Guys, this is why I read young adult fantasy. Every time I read something and I wonder why it’s been so hyped when it feels so much like everything else I’ve read in the genre, a book like this will come along like a breath of fresh air.

The Girl at Midnight is a tale of a girl named Echo – names have meaning amongst the magical Avicen (human/bird) and Drakharin (human/dragon) and hers has an especially poignant meaning when you figure it out – a runaway taken in by the Ala, a Seer amongst the Avicen. Echo knows that most Avicen see her as something lessor, but they are her family, so when the Ala asks her to retrieve an object in secret, she readily agrees. Of course, this being a fantasy, it sets her on a journey she couldn’t have imagined.

This is a book about finding your place in the world, your family and your friends. It’s about the hatred that separates us, but the undeniable truth that beneath the hate there are a lot more similarities if only we allowed ourselves to look. It’s about a loyalty that goes beyond simple friendship – the way Dorian will follow Caius anywhere, why Ivy stays with Echo and even helps Dorian, even though he is the enemy, and beat her in captivity.
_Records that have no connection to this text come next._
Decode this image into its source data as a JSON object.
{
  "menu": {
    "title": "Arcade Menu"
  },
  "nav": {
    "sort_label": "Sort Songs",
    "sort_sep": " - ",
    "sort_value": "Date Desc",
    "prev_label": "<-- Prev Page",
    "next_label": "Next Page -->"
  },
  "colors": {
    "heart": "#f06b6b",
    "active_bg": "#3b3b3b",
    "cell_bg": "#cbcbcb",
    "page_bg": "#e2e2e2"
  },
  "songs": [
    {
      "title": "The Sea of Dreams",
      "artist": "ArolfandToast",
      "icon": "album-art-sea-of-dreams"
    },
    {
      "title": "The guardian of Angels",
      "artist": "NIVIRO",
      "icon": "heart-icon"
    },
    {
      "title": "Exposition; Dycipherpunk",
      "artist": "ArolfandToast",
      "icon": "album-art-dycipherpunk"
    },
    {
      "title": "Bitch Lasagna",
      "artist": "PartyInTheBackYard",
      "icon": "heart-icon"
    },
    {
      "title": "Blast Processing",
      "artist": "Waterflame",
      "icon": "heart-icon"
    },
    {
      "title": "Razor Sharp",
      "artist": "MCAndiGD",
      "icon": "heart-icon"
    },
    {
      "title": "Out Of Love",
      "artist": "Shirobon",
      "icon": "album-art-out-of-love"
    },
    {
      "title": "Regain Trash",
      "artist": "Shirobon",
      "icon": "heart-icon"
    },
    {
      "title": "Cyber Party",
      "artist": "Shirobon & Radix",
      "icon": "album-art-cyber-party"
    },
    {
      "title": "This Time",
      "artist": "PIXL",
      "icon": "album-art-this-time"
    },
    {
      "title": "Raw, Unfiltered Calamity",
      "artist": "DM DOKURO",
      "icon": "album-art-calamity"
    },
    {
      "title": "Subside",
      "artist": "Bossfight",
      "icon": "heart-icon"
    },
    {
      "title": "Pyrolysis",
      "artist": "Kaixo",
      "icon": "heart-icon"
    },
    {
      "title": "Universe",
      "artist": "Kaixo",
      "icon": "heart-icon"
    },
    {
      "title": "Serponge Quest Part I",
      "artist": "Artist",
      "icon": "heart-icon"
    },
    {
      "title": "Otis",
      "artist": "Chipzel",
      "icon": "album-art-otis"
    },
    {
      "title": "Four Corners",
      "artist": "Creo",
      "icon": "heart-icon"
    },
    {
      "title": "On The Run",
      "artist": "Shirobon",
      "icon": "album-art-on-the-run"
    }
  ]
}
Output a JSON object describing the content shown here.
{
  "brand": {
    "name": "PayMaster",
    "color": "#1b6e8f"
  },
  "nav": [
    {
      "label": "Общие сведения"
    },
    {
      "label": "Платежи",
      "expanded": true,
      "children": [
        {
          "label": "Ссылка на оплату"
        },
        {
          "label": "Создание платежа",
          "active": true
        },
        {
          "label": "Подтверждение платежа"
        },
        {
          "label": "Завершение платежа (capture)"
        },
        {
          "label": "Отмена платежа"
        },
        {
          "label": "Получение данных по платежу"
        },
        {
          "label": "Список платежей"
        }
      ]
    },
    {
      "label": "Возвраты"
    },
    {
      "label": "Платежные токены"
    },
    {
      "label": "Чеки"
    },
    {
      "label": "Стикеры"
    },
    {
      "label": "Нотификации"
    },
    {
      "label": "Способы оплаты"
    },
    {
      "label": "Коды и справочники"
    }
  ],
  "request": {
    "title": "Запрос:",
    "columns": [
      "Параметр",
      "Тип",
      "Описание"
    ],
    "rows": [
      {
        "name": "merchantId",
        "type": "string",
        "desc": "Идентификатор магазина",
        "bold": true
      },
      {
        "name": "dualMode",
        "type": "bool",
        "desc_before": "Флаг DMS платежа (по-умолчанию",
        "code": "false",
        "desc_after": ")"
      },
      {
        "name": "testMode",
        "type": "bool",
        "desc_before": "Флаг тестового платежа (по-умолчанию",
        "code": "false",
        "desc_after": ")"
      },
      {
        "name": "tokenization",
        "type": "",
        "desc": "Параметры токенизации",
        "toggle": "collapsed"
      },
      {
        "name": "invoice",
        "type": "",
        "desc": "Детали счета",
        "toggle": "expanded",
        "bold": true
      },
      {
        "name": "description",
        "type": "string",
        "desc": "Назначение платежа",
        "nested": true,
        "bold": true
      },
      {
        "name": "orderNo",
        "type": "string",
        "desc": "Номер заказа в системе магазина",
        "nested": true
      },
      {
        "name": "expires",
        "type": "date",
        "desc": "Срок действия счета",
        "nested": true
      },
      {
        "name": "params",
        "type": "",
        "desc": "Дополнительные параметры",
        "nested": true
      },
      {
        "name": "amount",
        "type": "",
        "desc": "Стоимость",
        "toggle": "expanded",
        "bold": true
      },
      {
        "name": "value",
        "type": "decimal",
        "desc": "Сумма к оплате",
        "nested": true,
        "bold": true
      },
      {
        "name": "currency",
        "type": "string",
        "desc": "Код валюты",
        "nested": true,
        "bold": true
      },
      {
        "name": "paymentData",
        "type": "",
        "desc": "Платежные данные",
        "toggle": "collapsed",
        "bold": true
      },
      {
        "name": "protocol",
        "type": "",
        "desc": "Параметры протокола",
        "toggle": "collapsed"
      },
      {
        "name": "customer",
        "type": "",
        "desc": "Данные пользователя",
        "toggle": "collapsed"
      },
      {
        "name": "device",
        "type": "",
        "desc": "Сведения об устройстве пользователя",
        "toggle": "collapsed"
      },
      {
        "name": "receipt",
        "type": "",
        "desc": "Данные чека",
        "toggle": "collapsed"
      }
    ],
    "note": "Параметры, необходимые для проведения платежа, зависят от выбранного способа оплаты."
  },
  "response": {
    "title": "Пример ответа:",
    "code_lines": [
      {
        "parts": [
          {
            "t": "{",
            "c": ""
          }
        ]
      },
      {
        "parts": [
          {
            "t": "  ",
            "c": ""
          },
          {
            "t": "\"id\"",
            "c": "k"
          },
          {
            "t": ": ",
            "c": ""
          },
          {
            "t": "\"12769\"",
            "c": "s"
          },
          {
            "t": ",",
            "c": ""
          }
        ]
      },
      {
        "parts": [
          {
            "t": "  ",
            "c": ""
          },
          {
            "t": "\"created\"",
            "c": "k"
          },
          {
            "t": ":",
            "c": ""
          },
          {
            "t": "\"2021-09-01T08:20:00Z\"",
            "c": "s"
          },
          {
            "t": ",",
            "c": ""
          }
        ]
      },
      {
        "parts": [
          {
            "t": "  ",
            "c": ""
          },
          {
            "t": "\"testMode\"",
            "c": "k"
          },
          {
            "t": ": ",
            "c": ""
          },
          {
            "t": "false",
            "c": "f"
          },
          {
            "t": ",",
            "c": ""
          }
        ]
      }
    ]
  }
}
It’s a story about love trying to find a way – be it between Echo and Caius, or more touchingly, Dorian and Jasper two characters who are obviously gay but the book never feels the need to have a moment to say “THEIR GAY” just taking moments to regret the unrequited love Dorian has for Caius or how Jasper (a Avicen) tries wooing Dorian from the second they meet because to him, the one eyed Dorian is hot and eff his people who’d consider him a traitor for liking a Drakharin.

If the end isn’t the biggest surprise, that’s okay. It doesn’t need to be. As the book itself says, it’s more about the journey, and the journey itself was great. It was fun, it was taut, it dealt with the grief that comes with the first time you kill. It was just all really, really well done.

This is one of those books that wound up being so much more than I expected it to be and it made me fall in love with YA all over again. In short this is the first book in the series. I’m already counting the days ’til June 2016.

Verdict: Buy It

Available: Now